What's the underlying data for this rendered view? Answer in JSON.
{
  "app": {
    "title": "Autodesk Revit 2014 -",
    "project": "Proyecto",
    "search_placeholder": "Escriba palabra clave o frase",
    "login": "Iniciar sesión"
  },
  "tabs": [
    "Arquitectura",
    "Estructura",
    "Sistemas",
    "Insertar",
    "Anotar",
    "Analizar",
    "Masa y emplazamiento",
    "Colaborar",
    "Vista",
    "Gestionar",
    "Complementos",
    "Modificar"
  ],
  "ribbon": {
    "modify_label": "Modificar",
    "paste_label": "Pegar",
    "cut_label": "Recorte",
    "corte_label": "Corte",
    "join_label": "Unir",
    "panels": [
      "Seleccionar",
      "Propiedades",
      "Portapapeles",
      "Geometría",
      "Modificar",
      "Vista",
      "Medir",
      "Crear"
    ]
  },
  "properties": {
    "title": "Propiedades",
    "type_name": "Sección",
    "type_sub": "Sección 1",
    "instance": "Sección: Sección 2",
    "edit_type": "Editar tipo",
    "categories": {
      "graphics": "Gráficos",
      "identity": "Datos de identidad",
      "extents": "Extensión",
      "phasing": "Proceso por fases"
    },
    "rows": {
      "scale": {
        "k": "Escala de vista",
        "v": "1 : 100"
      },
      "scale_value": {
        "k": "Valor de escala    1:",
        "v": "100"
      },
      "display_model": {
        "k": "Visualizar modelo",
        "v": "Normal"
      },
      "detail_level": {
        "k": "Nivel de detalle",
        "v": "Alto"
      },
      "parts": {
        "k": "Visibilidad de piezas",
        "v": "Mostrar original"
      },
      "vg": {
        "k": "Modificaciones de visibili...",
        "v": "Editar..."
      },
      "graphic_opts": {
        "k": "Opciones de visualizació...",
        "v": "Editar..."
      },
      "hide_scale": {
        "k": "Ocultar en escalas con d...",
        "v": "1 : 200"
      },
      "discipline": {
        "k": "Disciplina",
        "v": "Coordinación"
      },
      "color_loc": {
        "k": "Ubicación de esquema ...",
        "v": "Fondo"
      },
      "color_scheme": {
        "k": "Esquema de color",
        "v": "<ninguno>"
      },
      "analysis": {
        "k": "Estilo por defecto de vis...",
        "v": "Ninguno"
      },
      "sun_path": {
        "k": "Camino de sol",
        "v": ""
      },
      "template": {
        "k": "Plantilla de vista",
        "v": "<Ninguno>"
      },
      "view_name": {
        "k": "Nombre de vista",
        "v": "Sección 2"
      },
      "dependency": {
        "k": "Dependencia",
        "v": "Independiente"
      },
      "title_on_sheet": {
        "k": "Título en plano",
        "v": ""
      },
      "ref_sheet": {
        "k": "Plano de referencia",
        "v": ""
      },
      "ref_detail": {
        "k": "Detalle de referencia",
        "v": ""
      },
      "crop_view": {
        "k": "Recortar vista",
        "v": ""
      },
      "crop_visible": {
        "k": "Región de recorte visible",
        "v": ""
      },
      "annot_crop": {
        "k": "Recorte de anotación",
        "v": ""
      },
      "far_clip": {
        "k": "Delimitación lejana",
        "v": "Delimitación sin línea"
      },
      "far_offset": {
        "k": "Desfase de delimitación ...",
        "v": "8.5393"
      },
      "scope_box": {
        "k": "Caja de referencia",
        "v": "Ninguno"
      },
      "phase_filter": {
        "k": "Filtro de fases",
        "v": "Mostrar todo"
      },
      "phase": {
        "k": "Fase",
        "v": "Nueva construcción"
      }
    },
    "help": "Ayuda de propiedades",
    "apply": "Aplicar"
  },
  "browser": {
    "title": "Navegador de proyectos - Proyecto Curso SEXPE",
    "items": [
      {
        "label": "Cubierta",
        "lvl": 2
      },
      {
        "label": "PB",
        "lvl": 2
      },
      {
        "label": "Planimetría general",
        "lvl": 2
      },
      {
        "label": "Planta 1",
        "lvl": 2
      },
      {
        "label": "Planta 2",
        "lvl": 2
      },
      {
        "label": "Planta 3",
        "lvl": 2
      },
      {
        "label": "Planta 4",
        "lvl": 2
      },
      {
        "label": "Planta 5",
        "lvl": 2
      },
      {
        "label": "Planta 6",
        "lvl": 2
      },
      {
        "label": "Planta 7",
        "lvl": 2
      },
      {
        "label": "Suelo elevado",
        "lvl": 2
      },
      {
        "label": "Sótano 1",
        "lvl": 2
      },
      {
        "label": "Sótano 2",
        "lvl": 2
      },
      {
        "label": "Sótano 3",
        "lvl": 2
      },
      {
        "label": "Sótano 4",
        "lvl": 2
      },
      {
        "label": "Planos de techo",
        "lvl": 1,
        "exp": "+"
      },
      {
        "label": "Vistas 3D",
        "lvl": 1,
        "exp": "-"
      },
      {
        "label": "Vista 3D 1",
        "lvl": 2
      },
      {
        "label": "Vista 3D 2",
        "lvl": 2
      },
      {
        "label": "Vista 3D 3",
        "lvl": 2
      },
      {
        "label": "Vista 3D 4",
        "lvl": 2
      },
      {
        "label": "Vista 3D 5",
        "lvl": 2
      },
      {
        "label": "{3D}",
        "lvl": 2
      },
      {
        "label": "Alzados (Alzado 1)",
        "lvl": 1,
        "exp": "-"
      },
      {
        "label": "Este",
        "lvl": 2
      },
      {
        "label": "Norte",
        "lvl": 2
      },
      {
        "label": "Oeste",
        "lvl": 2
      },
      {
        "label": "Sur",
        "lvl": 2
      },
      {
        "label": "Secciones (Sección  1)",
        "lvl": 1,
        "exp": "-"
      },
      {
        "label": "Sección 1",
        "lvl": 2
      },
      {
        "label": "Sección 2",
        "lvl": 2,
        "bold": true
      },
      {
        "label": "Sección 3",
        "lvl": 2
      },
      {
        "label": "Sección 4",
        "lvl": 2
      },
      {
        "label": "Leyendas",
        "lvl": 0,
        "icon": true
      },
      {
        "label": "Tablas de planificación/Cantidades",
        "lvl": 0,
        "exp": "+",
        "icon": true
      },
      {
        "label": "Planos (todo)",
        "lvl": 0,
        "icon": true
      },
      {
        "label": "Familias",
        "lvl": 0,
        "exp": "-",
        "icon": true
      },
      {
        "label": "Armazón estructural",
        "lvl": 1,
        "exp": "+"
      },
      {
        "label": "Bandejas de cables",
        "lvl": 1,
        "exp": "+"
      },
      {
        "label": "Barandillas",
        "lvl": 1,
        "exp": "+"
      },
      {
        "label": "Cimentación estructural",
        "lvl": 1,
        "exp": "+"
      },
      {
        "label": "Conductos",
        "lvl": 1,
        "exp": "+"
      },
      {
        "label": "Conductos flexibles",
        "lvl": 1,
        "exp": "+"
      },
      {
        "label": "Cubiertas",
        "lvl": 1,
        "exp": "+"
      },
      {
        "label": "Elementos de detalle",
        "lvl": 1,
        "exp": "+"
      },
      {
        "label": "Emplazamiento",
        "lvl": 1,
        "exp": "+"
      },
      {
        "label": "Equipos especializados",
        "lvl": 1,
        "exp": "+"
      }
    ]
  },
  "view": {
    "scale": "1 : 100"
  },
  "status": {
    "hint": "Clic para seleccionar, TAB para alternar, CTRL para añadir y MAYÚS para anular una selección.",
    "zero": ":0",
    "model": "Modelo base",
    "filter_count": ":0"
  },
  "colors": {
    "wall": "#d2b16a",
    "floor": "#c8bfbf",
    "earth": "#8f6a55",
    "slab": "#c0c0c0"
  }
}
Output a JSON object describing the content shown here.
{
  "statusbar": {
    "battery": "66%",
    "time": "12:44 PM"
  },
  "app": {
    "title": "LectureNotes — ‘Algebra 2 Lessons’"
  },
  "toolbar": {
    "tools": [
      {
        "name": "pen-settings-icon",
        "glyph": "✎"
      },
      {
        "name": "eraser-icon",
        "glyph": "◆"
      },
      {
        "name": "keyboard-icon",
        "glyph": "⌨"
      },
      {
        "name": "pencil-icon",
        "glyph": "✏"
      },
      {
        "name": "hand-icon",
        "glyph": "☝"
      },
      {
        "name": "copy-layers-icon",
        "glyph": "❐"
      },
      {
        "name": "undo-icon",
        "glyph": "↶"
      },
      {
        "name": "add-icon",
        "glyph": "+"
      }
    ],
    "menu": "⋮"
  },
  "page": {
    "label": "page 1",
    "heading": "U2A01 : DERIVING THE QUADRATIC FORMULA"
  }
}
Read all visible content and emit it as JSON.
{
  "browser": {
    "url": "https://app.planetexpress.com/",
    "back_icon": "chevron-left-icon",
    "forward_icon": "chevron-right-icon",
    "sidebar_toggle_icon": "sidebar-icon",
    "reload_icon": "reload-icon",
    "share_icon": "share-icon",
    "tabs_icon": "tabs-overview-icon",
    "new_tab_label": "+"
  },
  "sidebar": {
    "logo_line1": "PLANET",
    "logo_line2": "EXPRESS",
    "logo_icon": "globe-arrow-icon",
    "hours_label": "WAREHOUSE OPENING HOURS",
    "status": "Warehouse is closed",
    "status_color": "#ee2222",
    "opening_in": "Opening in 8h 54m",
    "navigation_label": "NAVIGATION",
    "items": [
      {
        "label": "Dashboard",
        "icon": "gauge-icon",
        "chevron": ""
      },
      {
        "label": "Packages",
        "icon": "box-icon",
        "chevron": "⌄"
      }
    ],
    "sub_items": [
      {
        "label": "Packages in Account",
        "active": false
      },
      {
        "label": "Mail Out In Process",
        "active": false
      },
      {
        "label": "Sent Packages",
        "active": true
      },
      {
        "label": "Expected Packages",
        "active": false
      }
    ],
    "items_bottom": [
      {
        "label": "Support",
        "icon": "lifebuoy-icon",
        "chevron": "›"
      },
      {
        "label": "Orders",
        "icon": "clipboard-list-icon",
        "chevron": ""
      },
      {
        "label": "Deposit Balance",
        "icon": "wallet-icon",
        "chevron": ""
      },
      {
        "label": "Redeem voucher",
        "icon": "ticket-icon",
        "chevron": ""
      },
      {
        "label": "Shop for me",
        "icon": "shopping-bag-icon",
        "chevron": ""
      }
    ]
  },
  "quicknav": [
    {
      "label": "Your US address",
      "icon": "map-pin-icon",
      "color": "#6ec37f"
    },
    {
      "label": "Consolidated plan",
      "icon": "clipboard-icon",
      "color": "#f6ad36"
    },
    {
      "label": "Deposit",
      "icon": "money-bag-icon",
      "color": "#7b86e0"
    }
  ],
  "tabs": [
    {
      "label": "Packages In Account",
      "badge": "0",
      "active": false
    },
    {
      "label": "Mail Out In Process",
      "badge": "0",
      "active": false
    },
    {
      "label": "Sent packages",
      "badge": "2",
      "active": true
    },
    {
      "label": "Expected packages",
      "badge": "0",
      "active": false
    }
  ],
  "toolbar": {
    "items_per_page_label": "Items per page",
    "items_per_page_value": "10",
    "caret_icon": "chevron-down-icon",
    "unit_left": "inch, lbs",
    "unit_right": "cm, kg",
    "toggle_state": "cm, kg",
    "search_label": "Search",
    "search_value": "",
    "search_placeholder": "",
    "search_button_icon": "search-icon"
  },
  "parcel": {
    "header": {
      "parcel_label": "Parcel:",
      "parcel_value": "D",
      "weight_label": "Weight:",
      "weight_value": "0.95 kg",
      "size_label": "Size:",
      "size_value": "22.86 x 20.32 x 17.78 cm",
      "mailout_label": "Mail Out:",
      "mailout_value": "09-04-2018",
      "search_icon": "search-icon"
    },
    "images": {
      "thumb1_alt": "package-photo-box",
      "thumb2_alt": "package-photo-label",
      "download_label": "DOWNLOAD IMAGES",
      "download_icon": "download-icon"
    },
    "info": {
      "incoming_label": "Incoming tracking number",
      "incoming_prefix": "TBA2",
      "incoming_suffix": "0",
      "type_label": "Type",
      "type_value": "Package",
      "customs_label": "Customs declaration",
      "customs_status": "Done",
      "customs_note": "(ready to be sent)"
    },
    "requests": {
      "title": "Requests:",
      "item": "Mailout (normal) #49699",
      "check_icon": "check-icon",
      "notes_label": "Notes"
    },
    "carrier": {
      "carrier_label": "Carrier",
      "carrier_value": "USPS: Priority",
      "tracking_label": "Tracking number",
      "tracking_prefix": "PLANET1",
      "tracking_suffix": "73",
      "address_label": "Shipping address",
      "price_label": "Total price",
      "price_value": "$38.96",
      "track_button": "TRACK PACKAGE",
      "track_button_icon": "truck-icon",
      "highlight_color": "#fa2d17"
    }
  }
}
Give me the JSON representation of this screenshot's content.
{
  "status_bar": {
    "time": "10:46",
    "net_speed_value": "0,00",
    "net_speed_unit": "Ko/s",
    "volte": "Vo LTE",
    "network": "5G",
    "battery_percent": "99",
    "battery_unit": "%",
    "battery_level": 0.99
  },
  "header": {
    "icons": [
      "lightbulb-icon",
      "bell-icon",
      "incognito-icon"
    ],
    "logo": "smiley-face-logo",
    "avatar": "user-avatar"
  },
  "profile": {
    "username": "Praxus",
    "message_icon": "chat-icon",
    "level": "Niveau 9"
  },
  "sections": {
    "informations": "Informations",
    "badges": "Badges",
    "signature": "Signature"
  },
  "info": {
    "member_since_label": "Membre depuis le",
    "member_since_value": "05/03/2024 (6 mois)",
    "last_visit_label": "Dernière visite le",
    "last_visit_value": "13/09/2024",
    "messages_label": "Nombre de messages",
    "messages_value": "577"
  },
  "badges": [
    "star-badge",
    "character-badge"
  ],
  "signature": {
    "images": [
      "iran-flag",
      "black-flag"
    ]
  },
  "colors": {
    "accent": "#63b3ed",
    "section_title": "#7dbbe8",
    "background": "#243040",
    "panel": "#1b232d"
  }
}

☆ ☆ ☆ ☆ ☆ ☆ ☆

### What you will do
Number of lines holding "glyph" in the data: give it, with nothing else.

### Task response
8